Would you return each record that follows word for word, without its pictures?

***** Data for this exercise

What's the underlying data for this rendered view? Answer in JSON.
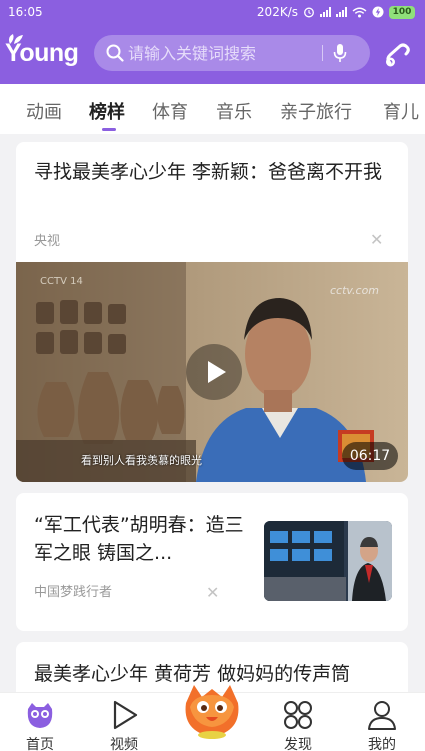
{
  "status_bar": {
    "time": "16:05",
    "net_speed": "202K/s",
    "battery": "100"
  },
  "header": {
    "logo_text": "Young",
    "search_placeholder": "请输入关键词搜索"
  },
  "tabs": [
    {
      "label": "动画",
      "active": false
    },
    {
      "label": "榜样",
      "active": true
    },
    {
      "label": "体育",
      "active": false
    },
    {
      "label": "音乐",
      "active": false
    },
    {
      "label": "亲子旅行",
      "active": false
    },
    {
      "label": "育儿",
      "active": false
    }
  ],
  "feed": {
    "card1": {
      "title": "寻找最美孝心少年  李新颖：爸爸离不开我",
      "source": "央视",
      "video": {
        "duration": "06:17",
        "subtitle": "看到别人看我羡慕的眼光",
        "watermark_left": "CCTV 14",
        "watermark_right": "cctv.com"
      }
    },
    "card2": {
      "title": "“军工代表”胡明春：造三军之眼 铸国之...",
      "source": "中国梦践行者"
    },
    "card3": {
      "title": "最美孝心少年 黄荷芳 做妈妈的传声筒"
    }
  },
  "bottom_nav": [
    {
      "label": "首页",
      "icon": "home-owl-icon"
    },
    {
      "label": "视频",
      "icon": "play-icon"
    },
    {
      "label": "",
      "icon": "mascot-icon"
    },
    {
      "label": "发现",
      "icon": "discover-icon"
    },
    {
      "label": "我的",
      "icon": "profile-icon"
    }
  ],
  "colors": {
    "brand_purple": "#8b5fe0",
    "search_bg": "#a98ae8",
    "card_bg": "#ffffff",
    "page_bg": "#f2f2f4"
  }
}
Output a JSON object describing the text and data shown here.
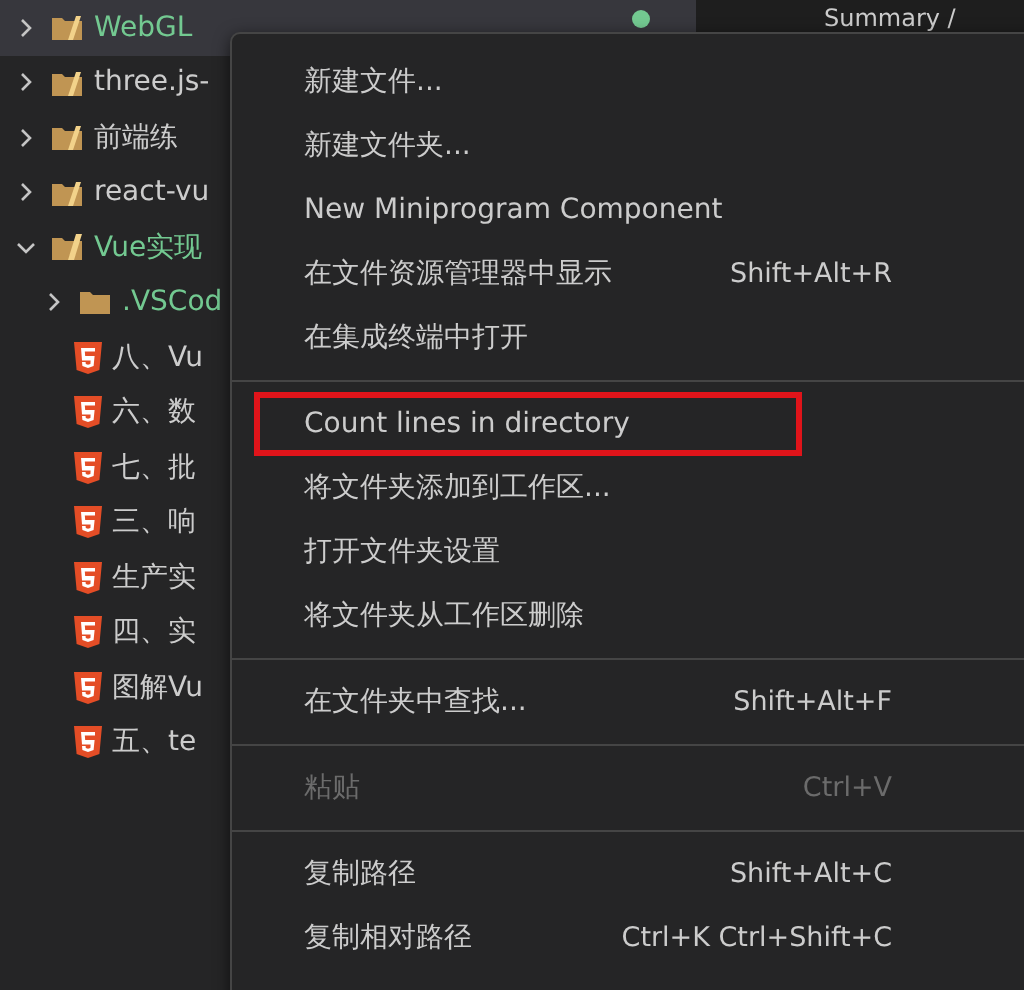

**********

Answer for this exercise:
What's the underlying data for this rendered view? Answer in JSON.
{
  "status_bar": {
    "time": "16:05",
    "net_speed": "202K/s",
    "battery": "100"
  },
  "header": {
    "logo_text": "Young",
    "search_placeholder": "请输入关键词搜索"
  },
  "tabs": [
    {
      "label": "动画",
      "active": false
    },
    {
      "label": "榜样",
      "active": true
    },
    {
      "label": "体育",
      "active": false
    },
    {
      "label": "音乐",
      "active": false
    },
    {
      "label": "亲子旅行",
      "active": false
    },
    {
      "label": "育儿",
      "active": false
    }
  ],
  "feed": {
    "card1": {
      "title": "寻找最美孝心少年  李新颖：爸爸离不开我",
      "source": "央视",
      "video": {
        "duration": "06:17",
        "subtitle": "看到别人看我羡慕的眼光",
        "watermark_left": "CCTV 14",
        "watermark_right": "cctv.com"
      }
    },
    "card2": {
      "title": "“军工代表”胡明春：造三军之眼 铸国之...",
      "source": "中国梦践行者"
    },
    "card3": {
      "title": "最美孝心少年 黄荷芳 做妈妈的传声筒"
    }
  },
  "bottom_nav": [
    {
      "label": "首页",
      "icon": "home-owl-icon"
    },
    {
      "label": "视频",
      "icon": "play-icon"
    },
    {
      "label": "",
      "icon": "mascot-icon"
    },
    {
      "label": "发现",
      "icon": "discover-icon"
    },
    {
      "label": "我的",
      "icon": "profile-icon"
    }
  ],
  "colors": {
    "brand_purple": "#8b5fe0",
    "search_bg": "#a98ae8",
    "card_bg": "#ffffff",
    "page_bg": "#f2f2f4"
  }
}
Output a JSON object describing the text and data shown here.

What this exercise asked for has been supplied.